### [Exercise instructions]
Of all the lines in the entries, how many carry the word "JSON"? The reply is that number and no more.

### [Extracted records]
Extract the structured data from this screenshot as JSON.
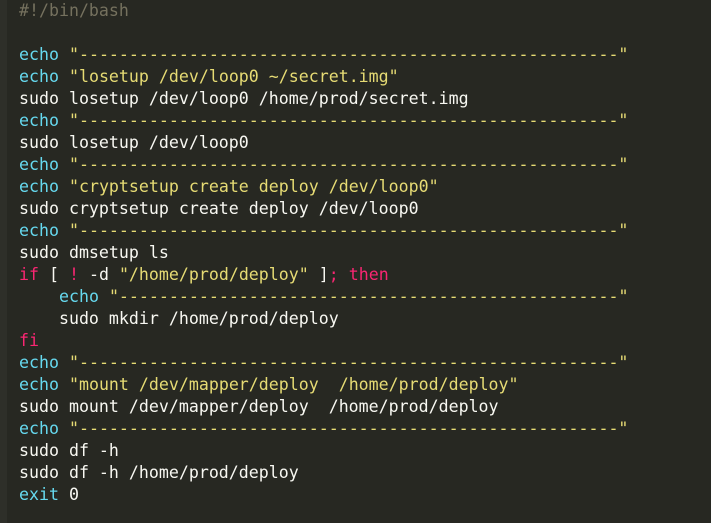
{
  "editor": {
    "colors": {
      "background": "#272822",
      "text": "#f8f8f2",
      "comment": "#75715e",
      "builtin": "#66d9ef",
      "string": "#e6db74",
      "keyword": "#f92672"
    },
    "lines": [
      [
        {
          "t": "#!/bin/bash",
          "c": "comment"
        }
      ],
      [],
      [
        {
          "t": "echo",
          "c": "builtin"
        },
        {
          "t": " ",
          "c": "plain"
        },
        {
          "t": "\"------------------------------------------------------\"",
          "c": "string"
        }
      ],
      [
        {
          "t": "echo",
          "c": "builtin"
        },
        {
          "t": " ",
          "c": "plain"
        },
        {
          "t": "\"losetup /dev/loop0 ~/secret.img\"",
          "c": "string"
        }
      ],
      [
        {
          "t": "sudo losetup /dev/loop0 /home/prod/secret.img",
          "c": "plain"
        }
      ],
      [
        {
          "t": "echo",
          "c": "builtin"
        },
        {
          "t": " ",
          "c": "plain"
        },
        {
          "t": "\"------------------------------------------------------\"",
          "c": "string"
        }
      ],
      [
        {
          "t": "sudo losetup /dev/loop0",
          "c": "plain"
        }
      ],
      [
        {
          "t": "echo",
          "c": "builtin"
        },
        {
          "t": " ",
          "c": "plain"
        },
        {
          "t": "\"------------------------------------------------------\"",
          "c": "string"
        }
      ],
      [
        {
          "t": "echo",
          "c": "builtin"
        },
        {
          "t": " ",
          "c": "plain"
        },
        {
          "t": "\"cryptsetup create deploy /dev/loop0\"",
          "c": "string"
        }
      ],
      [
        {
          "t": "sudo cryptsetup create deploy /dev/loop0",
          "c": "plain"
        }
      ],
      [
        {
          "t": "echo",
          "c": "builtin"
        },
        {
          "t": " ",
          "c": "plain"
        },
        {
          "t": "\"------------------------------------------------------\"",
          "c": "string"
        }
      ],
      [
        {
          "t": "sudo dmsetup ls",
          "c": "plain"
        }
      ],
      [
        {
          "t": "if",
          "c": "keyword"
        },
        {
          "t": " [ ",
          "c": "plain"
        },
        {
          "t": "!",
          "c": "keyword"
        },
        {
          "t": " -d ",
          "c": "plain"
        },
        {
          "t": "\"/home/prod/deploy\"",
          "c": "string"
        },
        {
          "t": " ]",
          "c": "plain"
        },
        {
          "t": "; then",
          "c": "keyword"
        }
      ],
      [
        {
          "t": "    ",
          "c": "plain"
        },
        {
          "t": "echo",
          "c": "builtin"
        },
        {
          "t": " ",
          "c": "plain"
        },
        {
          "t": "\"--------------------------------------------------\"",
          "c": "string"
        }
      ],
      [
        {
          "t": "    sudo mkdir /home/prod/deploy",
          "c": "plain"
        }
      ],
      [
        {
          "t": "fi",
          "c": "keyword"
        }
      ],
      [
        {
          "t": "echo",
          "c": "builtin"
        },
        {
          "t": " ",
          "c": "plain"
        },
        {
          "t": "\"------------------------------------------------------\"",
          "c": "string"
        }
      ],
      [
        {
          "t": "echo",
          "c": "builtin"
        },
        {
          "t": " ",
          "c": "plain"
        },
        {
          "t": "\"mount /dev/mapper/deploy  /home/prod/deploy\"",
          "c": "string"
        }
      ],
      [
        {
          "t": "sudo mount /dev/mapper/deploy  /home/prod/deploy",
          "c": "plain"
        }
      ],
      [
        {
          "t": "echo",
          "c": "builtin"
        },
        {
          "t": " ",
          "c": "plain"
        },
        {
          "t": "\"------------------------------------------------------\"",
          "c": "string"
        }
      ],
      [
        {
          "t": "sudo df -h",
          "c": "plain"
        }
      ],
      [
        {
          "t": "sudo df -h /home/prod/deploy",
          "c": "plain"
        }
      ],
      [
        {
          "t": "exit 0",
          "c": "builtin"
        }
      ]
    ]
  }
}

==

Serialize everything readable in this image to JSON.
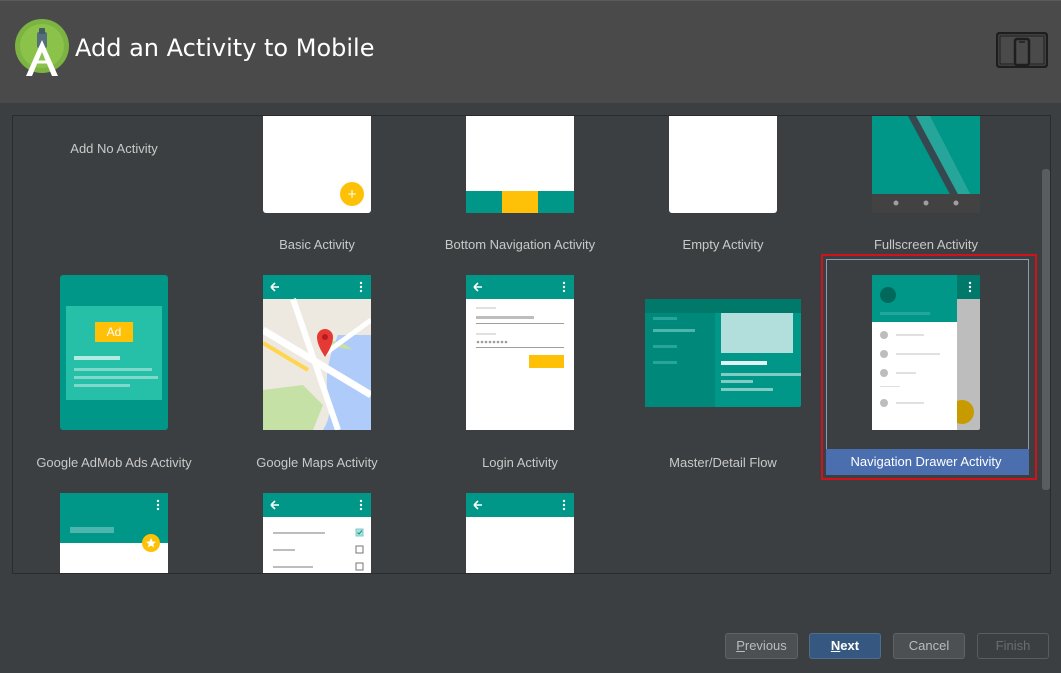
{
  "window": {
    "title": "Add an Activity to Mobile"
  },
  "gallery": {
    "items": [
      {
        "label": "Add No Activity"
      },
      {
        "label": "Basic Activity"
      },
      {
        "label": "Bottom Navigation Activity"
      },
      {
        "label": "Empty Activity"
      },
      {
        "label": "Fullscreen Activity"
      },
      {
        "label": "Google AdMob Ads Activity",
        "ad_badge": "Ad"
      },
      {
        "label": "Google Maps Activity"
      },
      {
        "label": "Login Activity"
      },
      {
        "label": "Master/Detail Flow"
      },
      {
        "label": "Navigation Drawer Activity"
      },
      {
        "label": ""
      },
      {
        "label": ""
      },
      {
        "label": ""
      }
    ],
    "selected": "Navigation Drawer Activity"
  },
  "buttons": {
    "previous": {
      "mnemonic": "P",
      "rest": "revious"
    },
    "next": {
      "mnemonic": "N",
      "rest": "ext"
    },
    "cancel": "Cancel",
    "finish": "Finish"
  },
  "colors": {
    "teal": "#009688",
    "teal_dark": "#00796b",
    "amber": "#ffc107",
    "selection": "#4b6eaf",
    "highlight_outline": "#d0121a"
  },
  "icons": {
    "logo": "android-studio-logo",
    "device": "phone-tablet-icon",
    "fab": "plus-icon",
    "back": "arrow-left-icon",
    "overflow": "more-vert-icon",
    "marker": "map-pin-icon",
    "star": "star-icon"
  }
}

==

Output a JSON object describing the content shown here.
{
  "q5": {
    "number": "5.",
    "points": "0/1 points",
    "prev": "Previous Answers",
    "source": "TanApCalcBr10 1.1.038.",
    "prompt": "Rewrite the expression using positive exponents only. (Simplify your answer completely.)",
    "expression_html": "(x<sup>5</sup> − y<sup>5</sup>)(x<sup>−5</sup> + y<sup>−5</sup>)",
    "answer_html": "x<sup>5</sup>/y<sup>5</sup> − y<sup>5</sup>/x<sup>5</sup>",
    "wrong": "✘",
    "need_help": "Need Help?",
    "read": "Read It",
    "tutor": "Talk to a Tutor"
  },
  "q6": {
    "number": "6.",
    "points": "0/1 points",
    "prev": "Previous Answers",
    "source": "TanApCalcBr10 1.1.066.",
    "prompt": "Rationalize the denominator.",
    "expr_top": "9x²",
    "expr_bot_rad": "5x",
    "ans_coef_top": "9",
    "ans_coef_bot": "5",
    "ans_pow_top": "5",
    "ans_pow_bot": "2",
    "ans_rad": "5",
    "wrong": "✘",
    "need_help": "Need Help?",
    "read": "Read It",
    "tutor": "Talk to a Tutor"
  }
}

### [Response area]
3